A couple of days in Turkey and I had suddenly rediscovered why travel is my passion (next to reading of course). All guilt disappeared while I took in the sights and sounds like someone who had just finished serving a life sentence and had not seen the skies and grass in years.

The highlight –

D loves to travel too and luckily our interests coincide. We both like visiting historical sites and dig good architecture and good food. So being on my own did not mean doing stuff I would have never done otherwise. Except for the one evening when I wandered in and out of bookstores on Istikal Street, avidly browsing the collections and chatting with the locals to find out what they read.

However, travelling solo makes you talk to people around you. I had never travelled for such a long period by myself and it was clear that I had to talk to strangers if I wanted any kind of social interaction.

The first day, I tentatively chatted with an elderly and dignified looking Pakistani couple. Someone from Pakistan’s bureaucratic circles on the way back home after a conference at the UN. True to South Asian form, the sweet lady ‘adopted’ me within 15 minutes of meeting and showed it through little touches like discreetly checking if I was back on the bus after a stop.
The next day, I found out that the only other person by himself on that day’s tour was a Chilean MBA student who was on his way home after an exchange programme at my B-School. I was amazed by how small a world it was!

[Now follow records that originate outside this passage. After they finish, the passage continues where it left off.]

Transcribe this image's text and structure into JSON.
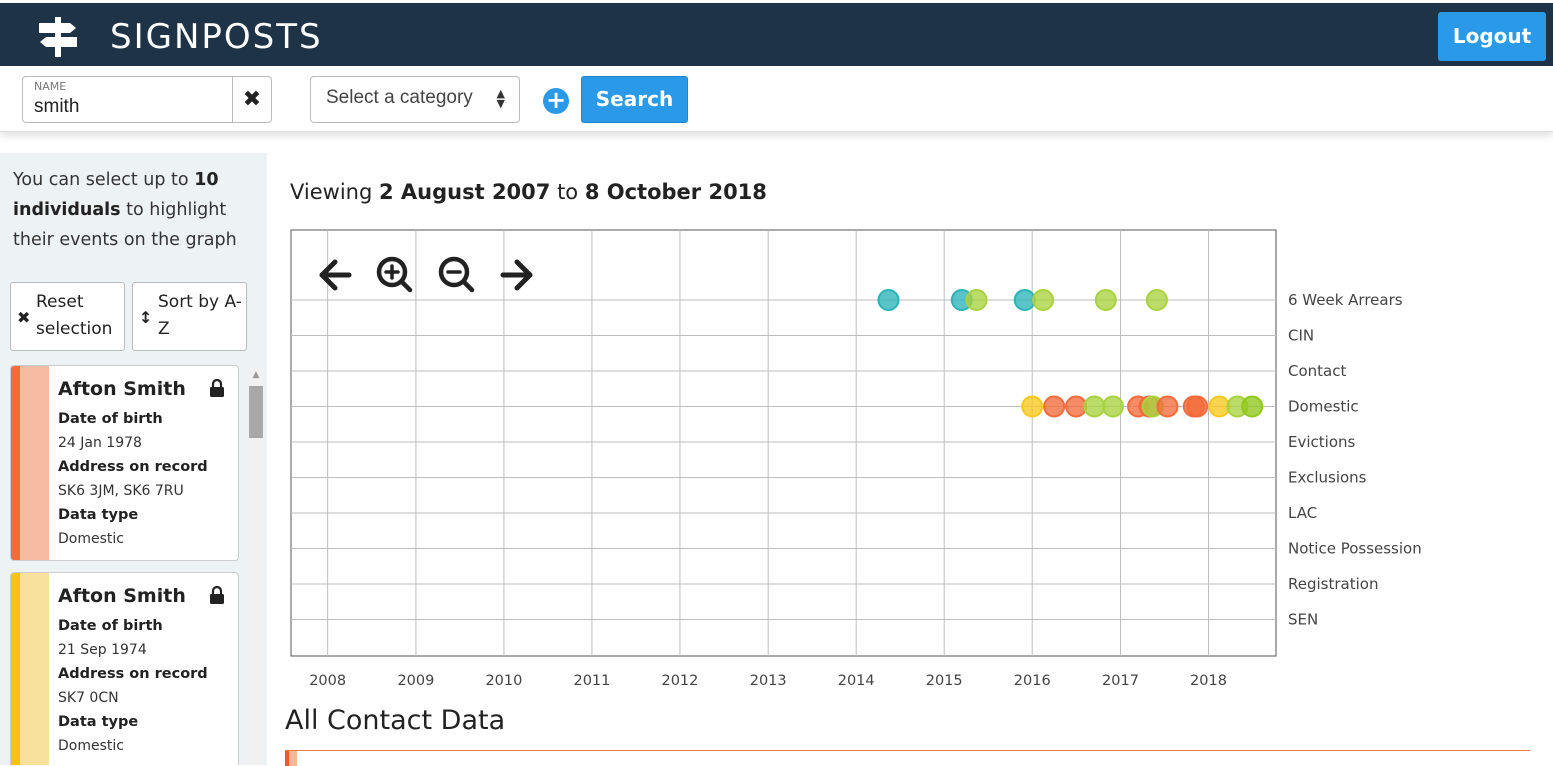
{
  "app": {
    "brand": "SIGNPOSTS",
    "logout_label": "Logout"
  },
  "search": {
    "name_label": "NAME",
    "name_value": "smith",
    "category_placeholder": "Select a category",
    "search_label": "Search"
  },
  "sidebar": {
    "intro_pre": "You can select up to ",
    "intro_bold": "10 individuals",
    "intro_post": " to highlight their events on the graph",
    "reset_label": "Reset selection",
    "sort_label": "Sort by A-Z",
    "cards": [
      {
        "name": "Afton Smith",
        "dob_label": "Date of birth",
        "dob": "24 Jan 1978",
        "address_label": "Address on record",
        "address": "SK6 3JM, SK6 7RU",
        "type_label": "Data type",
        "type": "Domestic",
        "color": "#f26b3a",
        "color_light": "#f5bca3"
      },
      {
        "name": "Afton Smith",
        "dob_label": "Date of birth",
        "dob": "21 Sep 1974",
        "address_label": "Address on record",
        "address": "SK7 0CN",
        "type_label": "Data type",
        "type": "Domestic",
        "color": "#f6c315",
        "color_light": "#f8e19c"
      }
    ]
  },
  "main": {
    "viewing_pre": "Viewing ",
    "viewing_from": "2 August 2007",
    "viewing_mid": " to ",
    "viewing_to": "8 October 2018",
    "section_title": "All Contact Data"
  },
  "chart_data": {
    "type": "scatter",
    "x_start": "2007-08-02",
    "x_end": "2018-10-08",
    "categories": [
      "6 Week Arrears",
      "CIN",
      "Contact",
      "Domestic",
      "Evictions",
      "Exclusions",
      "LAC",
      "Notice Possession",
      "Registration",
      "SEN"
    ],
    "x_ticks": [
      "2008",
      "2009",
      "2010",
      "2011",
      "2012",
      "2013",
      "2014",
      "2015",
      "2016",
      "2017",
      "2018"
    ],
    "grid": true,
    "controls": [
      "arrow-left-icon",
      "zoom-in-icon",
      "zoom-out-icon",
      "arrow-right-icon"
    ],
    "colors": {
      "teal": "#2bb3b8",
      "lime": "#a8d23f",
      "orange": "#f26b3a",
      "yellow": "#f8c81e",
      "green": "#8fc81b"
    },
    "points": [
      {
        "category": "6 Week Arrears",
        "date": "2014-05-15",
        "color": "teal"
      },
      {
        "category": "6 Week Arrears",
        "date": "2015-03-15",
        "color": "teal"
      },
      {
        "category": "6 Week Arrears",
        "date": "2015-05-15",
        "color": "lime"
      },
      {
        "category": "6 Week Arrears",
        "date": "2015-12-01",
        "color": "teal"
      },
      {
        "category": "6 Week Arrears",
        "date": "2016-02-15",
        "color": "lime"
      },
      {
        "category": "6 Week Arrears",
        "date": "2016-11-01",
        "color": "lime"
      },
      {
        "category": "6 Week Arrears",
        "date": "2017-06-01",
        "color": "lime"
      },
      {
        "category": "Domestic",
        "date": "2016-01-01",
        "color": "yellow"
      },
      {
        "category": "Domestic",
        "date": "2016-04-01",
        "color": "orange"
      },
      {
        "category": "Domestic",
        "date": "2016-07-01",
        "color": "orange"
      },
      {
        "category": "Domestic",
        "date": "2016-09-15",
        "color": "lime"
      },
      {
        "category": "Domestic",
        "date": "2016-12-01",
        "color": "lime"
      },
      {
        "category": "Domestic",
        "date": "2017-03-15",
        "color": "orange"
      },
      {
        "category": "Domestic",
        "date": "2017-05-01",
        "color": "orange"
      },
      {
        "category": "Domestic",
        "date": "2017-05-15",
        "color": "lime"
      },
      {
        "category": "Domestic",
        "date": "2017-07-15",
        "color": "orange"
      },
      {
        "category": "Domestic",
        "date": "2017-11-01",
        "color": "orange"
      },
      {
        "category": "Domestic",
        "date": "2017-11-15",
        "color": "orange"
      },
      {
        "category": "Domestic",
        "date": "2018-02-15",
        "color": "yellow"
      },
      {
        "category": "Domestic",
        "date": "2018-05-01",
        "color": "lime"
      },
      {
        "category": "Domestic",
        "date": "2018-07-01",
        "color": "green"
      }
    ]
  }
}
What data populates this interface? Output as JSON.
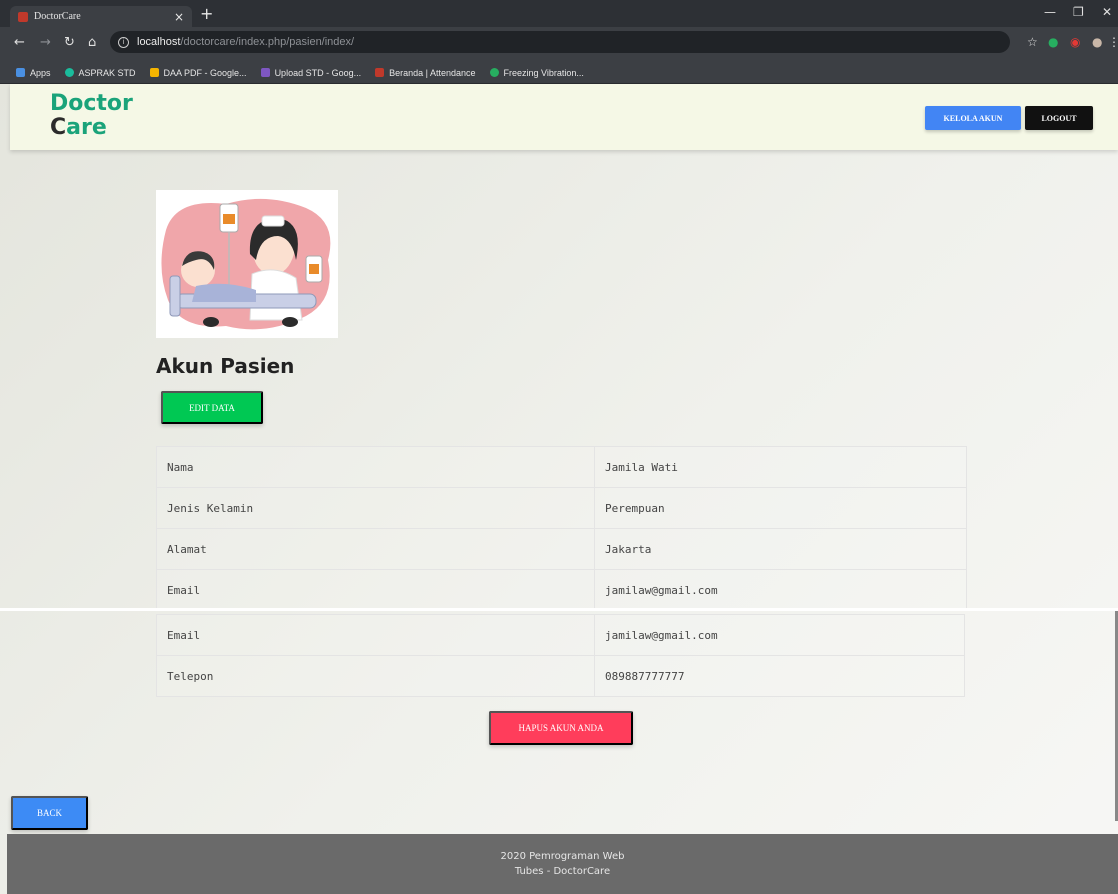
{
  "browser": {
    "tab_title": "DoctorCare",
    "url_host": "localhost",
    "url_path": "/doctorcare/index.php/pasien/index/",
    "bookmarks": [
      {
        "label": "Apps",
        "color": "#4a90e2"
      },
      {
        "label": "ASPRAK STD",
        "color": "#1abc9c"
      },
      {
        "label": "DAA PDF - Google...",
        "color": "#f4b400"
      },
      {
        "label": "Upload STD - Goog...",
        "color": "#7e57c2"
      },
      {
        "label": "Beranda | Attendance",
        "color": "#c0392b"
      },
      {
        "label": "Freezing Vibration...",
        "color": "#27ae60"
      }
    ]
  },
  "header": {
    "logo_line1": "Doctor",
    "logo_line2": "are",
    "kelola_label": "KELOLA AKUN",
    "logout_label": "LOGOUT"
  },
  "main": {
    "title": "Akun Pasien",
    "edit_label": "EDIT DATA",
    "rows_top": [
      {
        "label": "Nama",
        "value": "Jamila Wati"
      },
      {
        "label": "Jenis Kelamin",
        "value": "Perempuan"
      },
      {
        "label": "Alamat",
        "value": "Jakarta"
      },
      {
        "label": "Email",
        "value": "jamilaw@gmail.com"
      }
    ],
    "rows_bottom": [
      {
        "label": "Email",
        "value": "jamilaw@gmail.com"
      },
      {
        "label": "Telepon",
        "value": "089887777777"
      }
    ],
    "delete_label": "HAPUS AKUN ANDA",
    "back_label": "BACK"
  },
  "footer": {
    "line1": "2020 Pemrograman Web",
    "line2": "Tubes - DoctorCare"
  },
  "colors": {
    "brand": "#1aa37a",
    "primary": "#4285f4",
    "success": "#00c853",
    "danger": "#ff3d5b"
  }
}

Gradually I began to chat with everyone.

A couple of Singaporean women my age, turned out to be great fun, sharing my sense of humour. I have since continued a FB friendship with them. I had interesting conversations with an alert 80 year old American lady of Ukranian origin, who was travelling with her talkative daughter. Also with another 80 year old Canadian man, travelling with his extremely talktative 60+ wife. I envied them all their energy and health (touch wood).

I spoke to a bunch of Aussies and Kiwis, just starting their first jobs and was impressed to see what a clear view they had of life. I spoke to Belgian women who politely asked how I managed to travel alone and who turned out to be extremely well travelled themselves. A South African couple who held hands and laughed together after nearly 15 years of marriage. A yuppy-looking Californian who had quit his job to travel. A Canadian of Indian origin contemplating whether to sell off his ancestral property in Goa and showing me how far from home you get when you are a third generation immigrant. And of course, all sorts of Turkish people.

The more I spoke, the more I discovered how similar we were, and then how different we were. One thing did strike me though. My conversations revolved around work, travel, areas of interest, politics and so on. No one asked me if I was married or how many kids I had. Which would have been the main topic in conversations with your average stranger in India (the other option of discussing cricket is out since I don’t follow the game)

Staying Connected

The end of each day found me tired and I was in no mood to hear strangers tell me new stuff. I needed to unwind, chat with D, digest the information I had received and drop a mail describing my day and read up on what was on offer the next day. In other words, I finally found out why Steve Jobs is such a God for having got the IPad into our lives. (As these things turned out, Jobs passed away just when I was discovering my IPad)

D and I had long chats everyday without spending any money. That probably made travelling alone easier. As much fun as it is to chat with strangers the whole day, it was even more fun to describe my day to D.

I also researched on the net, mailed my parents, sincerely read the pdf copy of Lonely Planet which I had downloaded, watched a chick flick on a homesick day and began to read a book.

Would I do it alone again?

Probably yes. The trip was reminder that I need to travel to just energize myself. So while travelling with company is my first choice, travelling alone ranks over staying at home and watching TV.

I would pick a place where no one looks askance at a woman travelling alone and where strangers can provide decent conversation.

I am not sure if I can travel totally alone, without even the fig leaf of a group tour. But it would be an interesting experiment to try some day.